(Stored data)

- - -

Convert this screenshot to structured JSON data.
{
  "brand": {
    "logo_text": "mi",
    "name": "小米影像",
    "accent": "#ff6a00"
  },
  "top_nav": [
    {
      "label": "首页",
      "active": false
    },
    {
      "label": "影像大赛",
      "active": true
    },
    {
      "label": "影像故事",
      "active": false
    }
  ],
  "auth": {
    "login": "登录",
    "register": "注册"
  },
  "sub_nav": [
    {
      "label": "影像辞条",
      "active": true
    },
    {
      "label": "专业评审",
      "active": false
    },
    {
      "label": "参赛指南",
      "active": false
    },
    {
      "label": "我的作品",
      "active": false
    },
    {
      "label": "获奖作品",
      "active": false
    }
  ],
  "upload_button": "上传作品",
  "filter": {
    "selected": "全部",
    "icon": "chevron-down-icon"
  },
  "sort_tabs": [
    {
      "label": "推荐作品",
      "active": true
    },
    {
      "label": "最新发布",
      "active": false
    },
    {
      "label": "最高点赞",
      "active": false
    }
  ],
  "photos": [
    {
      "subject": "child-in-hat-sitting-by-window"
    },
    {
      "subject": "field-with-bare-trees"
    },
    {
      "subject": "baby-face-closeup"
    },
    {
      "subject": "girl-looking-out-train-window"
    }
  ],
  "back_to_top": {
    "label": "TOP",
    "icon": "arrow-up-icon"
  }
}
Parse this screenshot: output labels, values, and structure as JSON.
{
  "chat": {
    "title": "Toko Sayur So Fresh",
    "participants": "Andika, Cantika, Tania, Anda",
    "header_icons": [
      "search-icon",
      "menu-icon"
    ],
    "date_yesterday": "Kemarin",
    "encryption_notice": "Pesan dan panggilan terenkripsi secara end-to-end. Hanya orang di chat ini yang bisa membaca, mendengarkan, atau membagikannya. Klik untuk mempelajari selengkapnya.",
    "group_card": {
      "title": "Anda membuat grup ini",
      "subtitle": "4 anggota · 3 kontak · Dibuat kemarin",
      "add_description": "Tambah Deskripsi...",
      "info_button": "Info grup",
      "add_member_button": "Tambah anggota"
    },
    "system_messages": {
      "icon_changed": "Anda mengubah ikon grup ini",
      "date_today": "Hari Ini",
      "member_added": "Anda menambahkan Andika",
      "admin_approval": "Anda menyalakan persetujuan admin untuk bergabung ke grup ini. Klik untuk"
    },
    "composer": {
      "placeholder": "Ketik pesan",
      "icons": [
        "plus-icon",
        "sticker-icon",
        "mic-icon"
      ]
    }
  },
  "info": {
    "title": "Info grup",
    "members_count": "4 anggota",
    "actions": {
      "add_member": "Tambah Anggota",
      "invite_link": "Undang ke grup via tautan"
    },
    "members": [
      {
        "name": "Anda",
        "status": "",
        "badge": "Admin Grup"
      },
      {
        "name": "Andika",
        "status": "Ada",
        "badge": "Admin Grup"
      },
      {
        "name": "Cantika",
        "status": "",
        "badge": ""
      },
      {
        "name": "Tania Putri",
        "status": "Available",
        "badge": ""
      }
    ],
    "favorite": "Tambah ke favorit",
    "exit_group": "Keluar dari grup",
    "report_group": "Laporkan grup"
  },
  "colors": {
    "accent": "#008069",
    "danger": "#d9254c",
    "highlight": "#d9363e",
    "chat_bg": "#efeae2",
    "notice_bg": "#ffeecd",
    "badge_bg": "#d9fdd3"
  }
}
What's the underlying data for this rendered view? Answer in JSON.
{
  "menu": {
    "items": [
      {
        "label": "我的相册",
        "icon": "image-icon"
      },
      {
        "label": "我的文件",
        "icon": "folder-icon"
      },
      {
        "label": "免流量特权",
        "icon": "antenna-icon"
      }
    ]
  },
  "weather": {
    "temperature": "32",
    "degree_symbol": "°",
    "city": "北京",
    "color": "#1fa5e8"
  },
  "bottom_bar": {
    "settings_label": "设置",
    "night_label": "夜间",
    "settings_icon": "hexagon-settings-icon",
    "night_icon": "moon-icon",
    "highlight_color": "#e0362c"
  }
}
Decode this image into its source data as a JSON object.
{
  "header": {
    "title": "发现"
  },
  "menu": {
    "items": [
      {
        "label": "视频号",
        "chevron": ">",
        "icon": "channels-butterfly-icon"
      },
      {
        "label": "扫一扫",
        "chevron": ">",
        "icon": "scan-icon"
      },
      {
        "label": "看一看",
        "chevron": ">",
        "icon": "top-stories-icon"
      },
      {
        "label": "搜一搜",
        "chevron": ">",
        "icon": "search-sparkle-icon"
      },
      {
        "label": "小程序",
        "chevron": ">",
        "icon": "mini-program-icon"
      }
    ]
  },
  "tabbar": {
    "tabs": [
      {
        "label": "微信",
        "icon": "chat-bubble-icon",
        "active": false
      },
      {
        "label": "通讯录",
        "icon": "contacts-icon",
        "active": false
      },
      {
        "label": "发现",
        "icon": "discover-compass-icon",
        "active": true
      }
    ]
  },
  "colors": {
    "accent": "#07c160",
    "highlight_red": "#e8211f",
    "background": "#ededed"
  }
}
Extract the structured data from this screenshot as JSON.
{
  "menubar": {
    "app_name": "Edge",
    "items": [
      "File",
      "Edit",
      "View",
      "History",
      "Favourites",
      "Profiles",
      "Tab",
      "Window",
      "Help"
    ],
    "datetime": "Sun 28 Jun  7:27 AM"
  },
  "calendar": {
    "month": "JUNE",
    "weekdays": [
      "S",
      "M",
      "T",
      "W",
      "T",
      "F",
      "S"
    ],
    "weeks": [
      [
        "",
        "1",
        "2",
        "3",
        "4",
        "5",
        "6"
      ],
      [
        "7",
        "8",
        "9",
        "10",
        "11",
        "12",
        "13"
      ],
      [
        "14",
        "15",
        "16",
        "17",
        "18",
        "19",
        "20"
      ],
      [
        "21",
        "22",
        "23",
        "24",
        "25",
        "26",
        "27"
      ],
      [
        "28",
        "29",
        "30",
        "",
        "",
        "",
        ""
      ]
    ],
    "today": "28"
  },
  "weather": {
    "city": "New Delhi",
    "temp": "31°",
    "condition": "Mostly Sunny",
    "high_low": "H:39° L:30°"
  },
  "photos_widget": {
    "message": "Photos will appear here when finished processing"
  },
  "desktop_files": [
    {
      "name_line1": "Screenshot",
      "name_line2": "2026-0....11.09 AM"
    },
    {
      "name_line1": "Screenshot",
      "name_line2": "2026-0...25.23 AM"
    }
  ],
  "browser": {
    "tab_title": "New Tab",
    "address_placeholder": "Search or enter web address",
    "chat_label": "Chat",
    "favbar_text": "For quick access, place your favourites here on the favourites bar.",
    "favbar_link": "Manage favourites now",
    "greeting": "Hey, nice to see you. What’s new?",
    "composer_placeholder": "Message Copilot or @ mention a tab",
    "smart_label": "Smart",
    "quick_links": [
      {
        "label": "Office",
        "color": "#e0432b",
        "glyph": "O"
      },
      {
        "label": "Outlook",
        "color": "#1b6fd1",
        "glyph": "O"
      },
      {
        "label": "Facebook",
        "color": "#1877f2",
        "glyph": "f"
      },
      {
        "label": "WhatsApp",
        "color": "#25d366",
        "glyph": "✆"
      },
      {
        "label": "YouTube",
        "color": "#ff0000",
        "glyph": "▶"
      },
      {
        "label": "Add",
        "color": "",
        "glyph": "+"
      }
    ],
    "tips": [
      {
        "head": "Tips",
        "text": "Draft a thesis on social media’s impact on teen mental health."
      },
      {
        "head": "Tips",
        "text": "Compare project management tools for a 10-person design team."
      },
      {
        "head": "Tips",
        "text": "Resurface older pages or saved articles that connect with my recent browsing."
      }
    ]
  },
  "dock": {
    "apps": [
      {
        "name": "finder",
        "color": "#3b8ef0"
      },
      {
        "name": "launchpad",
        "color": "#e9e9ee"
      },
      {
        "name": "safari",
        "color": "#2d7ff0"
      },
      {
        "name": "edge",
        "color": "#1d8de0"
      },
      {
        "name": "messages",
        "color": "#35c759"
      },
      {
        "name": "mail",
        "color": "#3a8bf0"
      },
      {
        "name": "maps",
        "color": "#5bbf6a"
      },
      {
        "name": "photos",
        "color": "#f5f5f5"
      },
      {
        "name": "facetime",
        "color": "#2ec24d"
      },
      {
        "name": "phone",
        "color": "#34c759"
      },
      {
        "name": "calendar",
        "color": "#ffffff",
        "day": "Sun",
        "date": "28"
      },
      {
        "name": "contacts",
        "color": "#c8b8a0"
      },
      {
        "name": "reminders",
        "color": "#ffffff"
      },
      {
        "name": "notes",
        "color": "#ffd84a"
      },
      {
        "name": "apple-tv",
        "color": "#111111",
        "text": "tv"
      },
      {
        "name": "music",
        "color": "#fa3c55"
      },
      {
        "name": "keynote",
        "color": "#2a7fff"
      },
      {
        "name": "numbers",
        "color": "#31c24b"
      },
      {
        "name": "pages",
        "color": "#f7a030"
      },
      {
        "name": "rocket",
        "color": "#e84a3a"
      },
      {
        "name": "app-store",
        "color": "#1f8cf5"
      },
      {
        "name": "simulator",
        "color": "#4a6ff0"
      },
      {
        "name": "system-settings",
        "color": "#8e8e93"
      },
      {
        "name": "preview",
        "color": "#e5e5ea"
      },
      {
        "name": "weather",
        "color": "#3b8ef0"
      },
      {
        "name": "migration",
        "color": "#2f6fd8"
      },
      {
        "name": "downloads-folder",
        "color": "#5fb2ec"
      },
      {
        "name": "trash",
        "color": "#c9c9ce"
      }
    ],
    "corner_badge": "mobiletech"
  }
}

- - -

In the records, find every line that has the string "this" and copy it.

Convert this screenshot to structured JSON data.
Parse this screenshot: output labels, values, and structure as JSON.
What's the underlying data for this rendered view? Answer in JSON.
Decode this image into its source data as a JSON object.
Extract the structured data from this screenshot as JSON.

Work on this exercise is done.